▶ _Exercise directions_
Where the word "kind" occurs in a line of the listing below, copy that line.

▶ _Data_
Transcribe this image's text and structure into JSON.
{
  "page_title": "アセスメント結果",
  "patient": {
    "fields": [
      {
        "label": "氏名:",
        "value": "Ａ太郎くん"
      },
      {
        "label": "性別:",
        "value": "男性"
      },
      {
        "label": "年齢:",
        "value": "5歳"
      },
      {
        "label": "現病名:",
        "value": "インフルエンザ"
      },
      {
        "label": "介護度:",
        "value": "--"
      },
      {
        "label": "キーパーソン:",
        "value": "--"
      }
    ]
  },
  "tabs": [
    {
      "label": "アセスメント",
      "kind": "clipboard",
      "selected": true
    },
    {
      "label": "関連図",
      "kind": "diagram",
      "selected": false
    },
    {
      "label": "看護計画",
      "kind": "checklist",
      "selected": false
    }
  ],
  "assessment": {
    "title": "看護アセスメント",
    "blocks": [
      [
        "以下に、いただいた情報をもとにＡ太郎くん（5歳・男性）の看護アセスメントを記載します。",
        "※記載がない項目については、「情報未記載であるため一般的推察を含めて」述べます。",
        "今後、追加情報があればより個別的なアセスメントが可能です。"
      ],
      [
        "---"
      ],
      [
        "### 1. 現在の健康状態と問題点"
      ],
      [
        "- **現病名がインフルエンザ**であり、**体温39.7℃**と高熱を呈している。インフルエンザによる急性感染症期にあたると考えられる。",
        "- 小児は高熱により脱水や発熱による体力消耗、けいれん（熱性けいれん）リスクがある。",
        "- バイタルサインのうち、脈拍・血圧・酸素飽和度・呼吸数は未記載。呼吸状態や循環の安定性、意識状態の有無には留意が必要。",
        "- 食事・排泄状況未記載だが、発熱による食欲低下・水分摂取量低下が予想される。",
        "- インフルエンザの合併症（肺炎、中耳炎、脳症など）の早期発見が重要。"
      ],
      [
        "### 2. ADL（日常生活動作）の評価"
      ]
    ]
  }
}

▶ _Task result_
      "kind": "clipboard",
      "kind": "diagram",
      "kind": "checklist",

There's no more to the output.